Platelets are responsible for clotting the blood. When platelets are low, the patient is at risk for bleeding and hemorrhaging. The longer the period of time the platelets are low, and the lower the count, the higher the risk for bleeding. When the platelet count drops from 50,000 to below 10,000, the frequency of life threatening bleeding goes up from about 5% to about 40%. So, as the platelet level drops, the risk goes up.

Another result of low platelets, besides bleeding, is delaying chemotherapy. The effectiveness of chemotherapy treatment hinges not just on the medications, but also on a schedule. A specific schedule of treatment is used to give patients the best possible chance of survival. When platelet counts are too low to administer chemotherapy, the patient may need to delay treatment or require a lower dose, compromising the optimal chemotherapy schedule.

Doctors often seek to raise platelet levels by administering a platelet transfusion. However, as with any transfusion, the patient is at risk of developing an allergic reaction or an infection. Most patients’ concern is about contracting the HIV virus. With the current high screening standards, the chances of contracting HIV from a platelet transfusion are rare. However, the chance of contracting the hepatitis virus is 1 in 3,000. The patient and doctor must weigh the benefits of a transfusion against the possible risks.

In addition to a platelet transfusion, an effective medication that will stimulate the bone marrow to make more platelets has shown promise during clinical trials. The medication has helped to prevent thrombocytopenia and enables chemotherapy patients to stay on their schedule and in turn, increase their chances for survival.

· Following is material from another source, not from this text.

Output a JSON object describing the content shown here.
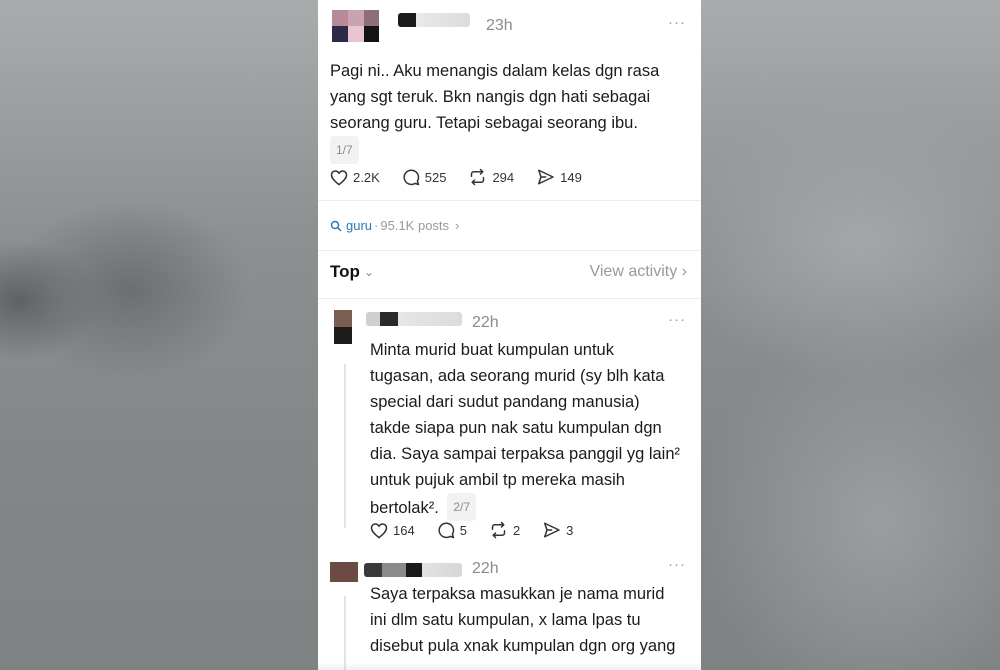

Chemotherapy is filled with side effects. But research has improved the quality of medications that are used to minimize the side effects and can suggest better strategies for dealing with them. Oncologists continually learn more about the nature of cancer and how to improve the survival rates of their patients.